** DATA PROVIDED follows **

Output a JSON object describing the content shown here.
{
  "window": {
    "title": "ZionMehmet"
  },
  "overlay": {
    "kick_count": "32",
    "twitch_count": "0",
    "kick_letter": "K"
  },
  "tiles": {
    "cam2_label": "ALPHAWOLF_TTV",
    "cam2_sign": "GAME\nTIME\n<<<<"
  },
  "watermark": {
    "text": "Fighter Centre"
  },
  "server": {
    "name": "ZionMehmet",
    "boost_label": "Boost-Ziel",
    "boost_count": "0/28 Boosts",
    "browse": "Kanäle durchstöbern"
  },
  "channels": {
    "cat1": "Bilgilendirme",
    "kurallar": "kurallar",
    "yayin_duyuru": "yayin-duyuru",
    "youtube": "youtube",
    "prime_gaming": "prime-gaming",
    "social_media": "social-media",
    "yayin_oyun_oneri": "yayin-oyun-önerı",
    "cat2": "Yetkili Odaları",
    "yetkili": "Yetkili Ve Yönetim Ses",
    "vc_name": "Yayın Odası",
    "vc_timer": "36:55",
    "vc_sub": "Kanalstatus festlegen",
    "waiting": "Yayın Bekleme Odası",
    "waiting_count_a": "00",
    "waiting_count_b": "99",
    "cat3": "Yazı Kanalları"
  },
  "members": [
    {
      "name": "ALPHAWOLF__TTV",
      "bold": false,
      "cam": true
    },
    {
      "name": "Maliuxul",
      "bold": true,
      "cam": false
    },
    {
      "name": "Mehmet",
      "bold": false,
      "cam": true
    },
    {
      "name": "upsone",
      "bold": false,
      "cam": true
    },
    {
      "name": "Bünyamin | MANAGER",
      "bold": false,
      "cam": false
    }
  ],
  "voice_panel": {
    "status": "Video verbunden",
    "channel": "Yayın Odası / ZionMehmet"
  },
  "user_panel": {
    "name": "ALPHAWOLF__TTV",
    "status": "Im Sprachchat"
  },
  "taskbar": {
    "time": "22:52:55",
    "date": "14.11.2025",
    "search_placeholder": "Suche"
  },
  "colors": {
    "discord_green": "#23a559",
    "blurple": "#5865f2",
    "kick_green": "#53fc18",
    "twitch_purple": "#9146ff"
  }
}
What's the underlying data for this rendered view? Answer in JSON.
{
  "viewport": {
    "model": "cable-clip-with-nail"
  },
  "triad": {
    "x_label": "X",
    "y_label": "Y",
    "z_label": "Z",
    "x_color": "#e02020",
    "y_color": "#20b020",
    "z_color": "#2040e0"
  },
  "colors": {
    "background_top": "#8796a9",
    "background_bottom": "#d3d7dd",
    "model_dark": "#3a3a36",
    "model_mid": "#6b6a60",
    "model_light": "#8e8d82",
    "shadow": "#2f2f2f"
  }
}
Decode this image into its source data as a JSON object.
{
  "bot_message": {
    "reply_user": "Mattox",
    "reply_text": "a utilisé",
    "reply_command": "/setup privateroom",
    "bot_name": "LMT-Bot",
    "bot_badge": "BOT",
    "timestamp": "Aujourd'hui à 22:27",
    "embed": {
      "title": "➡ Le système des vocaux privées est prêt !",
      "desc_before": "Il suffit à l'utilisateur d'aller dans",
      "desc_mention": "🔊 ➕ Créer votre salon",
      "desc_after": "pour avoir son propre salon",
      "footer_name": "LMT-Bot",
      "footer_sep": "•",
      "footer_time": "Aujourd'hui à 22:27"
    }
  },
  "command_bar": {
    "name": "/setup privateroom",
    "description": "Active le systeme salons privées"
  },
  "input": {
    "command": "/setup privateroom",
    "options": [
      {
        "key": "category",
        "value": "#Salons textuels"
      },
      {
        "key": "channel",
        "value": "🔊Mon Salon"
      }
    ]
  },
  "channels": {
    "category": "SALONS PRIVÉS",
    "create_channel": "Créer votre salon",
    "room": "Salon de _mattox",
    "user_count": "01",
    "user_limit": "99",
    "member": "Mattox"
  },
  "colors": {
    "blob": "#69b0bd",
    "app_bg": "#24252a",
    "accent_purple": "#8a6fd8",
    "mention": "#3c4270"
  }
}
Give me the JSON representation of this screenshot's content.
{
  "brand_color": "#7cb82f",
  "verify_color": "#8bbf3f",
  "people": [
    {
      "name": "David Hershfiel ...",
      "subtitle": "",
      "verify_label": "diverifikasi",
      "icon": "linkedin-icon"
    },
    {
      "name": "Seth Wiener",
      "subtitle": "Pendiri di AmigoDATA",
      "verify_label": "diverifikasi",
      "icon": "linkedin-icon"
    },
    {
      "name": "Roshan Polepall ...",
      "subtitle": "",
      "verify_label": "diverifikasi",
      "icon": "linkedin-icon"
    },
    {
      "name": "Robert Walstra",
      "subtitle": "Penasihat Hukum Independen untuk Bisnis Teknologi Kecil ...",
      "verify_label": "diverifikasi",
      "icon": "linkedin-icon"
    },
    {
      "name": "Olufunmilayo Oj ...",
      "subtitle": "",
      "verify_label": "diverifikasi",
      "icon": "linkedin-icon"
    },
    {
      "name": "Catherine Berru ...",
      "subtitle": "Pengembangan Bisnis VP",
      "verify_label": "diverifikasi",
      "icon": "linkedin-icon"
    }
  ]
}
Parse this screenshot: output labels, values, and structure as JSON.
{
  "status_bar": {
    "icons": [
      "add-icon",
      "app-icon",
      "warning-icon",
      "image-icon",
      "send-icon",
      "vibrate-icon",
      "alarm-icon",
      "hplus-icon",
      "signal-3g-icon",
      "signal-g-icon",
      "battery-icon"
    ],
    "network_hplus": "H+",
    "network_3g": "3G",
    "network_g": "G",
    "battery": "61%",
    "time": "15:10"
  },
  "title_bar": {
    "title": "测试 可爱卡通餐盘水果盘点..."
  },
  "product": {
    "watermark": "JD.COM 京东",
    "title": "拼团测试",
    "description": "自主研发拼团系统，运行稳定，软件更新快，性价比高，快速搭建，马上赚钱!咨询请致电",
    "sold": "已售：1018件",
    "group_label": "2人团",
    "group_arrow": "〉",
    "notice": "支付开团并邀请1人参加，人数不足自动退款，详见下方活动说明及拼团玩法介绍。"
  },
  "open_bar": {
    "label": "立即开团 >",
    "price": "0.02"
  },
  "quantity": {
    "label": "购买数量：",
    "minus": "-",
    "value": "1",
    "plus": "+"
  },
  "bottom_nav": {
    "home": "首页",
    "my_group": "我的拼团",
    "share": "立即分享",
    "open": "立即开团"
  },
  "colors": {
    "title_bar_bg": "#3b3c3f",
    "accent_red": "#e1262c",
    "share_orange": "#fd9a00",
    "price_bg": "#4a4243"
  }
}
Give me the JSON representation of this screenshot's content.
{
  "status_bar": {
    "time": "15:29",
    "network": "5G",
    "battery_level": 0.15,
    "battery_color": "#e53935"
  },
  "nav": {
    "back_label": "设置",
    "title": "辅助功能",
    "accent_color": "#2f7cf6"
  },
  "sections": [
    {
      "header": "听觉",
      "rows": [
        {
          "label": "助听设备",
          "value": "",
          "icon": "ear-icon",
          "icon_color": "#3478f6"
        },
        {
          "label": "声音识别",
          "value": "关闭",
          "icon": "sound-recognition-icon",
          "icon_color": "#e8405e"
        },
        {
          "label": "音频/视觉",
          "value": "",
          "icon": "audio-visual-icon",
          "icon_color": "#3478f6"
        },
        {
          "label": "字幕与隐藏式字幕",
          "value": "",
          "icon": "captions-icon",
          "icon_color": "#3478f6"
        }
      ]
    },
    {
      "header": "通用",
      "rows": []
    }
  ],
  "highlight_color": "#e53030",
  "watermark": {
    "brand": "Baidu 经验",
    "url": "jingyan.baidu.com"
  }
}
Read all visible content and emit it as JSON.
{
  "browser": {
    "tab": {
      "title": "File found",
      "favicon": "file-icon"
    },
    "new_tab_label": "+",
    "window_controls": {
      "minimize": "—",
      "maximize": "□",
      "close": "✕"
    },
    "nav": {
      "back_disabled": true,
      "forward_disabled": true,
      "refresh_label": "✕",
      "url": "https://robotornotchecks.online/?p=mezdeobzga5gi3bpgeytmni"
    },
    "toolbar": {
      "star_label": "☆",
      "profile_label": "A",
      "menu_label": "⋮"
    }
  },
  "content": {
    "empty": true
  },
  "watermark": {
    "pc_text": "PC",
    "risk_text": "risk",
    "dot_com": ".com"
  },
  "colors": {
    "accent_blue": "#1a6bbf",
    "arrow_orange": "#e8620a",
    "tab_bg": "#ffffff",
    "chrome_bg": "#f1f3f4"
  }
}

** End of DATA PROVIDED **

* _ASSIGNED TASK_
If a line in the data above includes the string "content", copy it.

* _FINISHED EXERCISE_
Output a JSON object describing the content shown here.
Give me the JSON representation of this screenshot's content.
Give me the JSON representation of this screenshot's content.
Read all visible content and emit it as JSON.
  "content": {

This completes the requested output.